*** Block opens ***

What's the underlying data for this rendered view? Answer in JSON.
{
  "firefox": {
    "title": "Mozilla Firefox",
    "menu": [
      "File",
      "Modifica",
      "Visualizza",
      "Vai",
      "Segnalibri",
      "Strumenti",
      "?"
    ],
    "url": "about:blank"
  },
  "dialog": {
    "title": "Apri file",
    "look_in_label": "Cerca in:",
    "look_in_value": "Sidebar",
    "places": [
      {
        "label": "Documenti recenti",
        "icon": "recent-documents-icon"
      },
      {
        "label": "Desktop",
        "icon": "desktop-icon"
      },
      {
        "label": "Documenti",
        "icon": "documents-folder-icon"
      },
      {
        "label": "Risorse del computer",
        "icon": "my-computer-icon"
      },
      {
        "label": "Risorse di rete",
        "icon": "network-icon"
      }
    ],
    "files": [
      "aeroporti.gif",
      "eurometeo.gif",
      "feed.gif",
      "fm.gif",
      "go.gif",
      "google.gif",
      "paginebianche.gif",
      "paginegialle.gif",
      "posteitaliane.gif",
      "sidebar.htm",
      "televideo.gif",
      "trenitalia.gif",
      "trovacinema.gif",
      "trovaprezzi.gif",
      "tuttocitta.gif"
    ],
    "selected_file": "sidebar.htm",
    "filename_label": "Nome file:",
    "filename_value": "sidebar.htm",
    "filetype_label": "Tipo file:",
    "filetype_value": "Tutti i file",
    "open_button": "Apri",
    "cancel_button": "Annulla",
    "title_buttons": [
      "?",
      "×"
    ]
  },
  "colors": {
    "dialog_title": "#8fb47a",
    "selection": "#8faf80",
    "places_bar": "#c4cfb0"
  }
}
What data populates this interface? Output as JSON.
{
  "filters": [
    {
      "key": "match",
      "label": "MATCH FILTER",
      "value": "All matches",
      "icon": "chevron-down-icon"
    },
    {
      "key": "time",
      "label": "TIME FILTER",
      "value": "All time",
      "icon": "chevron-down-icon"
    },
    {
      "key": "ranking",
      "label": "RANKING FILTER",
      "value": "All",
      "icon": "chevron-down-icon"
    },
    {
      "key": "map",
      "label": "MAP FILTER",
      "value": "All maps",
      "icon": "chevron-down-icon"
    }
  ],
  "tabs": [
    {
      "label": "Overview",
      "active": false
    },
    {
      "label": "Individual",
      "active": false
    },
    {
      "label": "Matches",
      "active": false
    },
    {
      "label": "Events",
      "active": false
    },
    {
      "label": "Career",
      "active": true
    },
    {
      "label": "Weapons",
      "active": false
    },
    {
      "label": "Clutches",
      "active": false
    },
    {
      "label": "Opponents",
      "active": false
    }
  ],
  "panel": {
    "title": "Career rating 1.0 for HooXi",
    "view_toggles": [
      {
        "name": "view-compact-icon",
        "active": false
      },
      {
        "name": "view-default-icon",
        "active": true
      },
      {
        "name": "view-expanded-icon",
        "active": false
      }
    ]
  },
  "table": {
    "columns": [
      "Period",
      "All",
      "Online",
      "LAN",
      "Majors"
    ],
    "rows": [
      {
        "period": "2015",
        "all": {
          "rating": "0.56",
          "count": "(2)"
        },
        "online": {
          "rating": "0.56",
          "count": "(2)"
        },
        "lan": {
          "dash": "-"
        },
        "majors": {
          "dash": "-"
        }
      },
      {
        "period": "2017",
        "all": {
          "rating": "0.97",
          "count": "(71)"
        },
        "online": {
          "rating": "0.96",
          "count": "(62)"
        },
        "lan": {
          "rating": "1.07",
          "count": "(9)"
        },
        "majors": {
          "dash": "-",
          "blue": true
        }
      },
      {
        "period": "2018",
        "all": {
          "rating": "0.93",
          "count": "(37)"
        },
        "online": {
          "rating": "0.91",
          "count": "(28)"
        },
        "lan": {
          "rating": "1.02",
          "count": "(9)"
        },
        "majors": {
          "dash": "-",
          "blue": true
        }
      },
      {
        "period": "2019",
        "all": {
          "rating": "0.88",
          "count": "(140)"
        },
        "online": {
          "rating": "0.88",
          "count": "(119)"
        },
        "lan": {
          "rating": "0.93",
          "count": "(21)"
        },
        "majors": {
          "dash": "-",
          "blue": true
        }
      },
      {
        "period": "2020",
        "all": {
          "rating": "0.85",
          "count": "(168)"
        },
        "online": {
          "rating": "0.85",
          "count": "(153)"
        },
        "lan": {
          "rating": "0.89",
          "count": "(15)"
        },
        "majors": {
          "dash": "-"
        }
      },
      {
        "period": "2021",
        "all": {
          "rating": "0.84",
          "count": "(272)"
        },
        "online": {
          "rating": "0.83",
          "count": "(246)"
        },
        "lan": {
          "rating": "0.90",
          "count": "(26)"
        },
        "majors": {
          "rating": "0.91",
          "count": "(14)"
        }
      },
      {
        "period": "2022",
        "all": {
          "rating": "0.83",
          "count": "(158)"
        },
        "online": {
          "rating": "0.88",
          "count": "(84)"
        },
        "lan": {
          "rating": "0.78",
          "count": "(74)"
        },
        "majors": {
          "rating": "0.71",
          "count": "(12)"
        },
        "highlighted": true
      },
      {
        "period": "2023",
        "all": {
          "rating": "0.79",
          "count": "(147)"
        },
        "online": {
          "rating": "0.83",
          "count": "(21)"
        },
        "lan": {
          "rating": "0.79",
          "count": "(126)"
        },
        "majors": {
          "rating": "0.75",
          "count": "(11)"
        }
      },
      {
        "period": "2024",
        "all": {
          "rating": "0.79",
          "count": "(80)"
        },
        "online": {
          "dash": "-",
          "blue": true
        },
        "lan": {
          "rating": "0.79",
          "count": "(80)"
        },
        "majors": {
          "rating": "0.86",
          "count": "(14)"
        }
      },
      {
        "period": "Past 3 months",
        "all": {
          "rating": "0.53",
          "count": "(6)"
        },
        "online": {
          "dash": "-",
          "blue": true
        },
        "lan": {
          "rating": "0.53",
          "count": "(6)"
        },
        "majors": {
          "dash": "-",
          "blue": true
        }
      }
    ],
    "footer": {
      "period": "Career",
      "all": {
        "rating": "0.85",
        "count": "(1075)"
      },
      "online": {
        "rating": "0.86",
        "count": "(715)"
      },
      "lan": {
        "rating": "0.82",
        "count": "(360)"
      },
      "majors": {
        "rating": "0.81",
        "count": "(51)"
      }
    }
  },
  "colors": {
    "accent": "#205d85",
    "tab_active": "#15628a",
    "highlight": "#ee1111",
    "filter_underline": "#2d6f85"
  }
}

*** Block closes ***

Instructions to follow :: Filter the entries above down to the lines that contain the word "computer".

Final answer ::
        "label": "Risorse del computer",
        "icon": "my-computer-icon"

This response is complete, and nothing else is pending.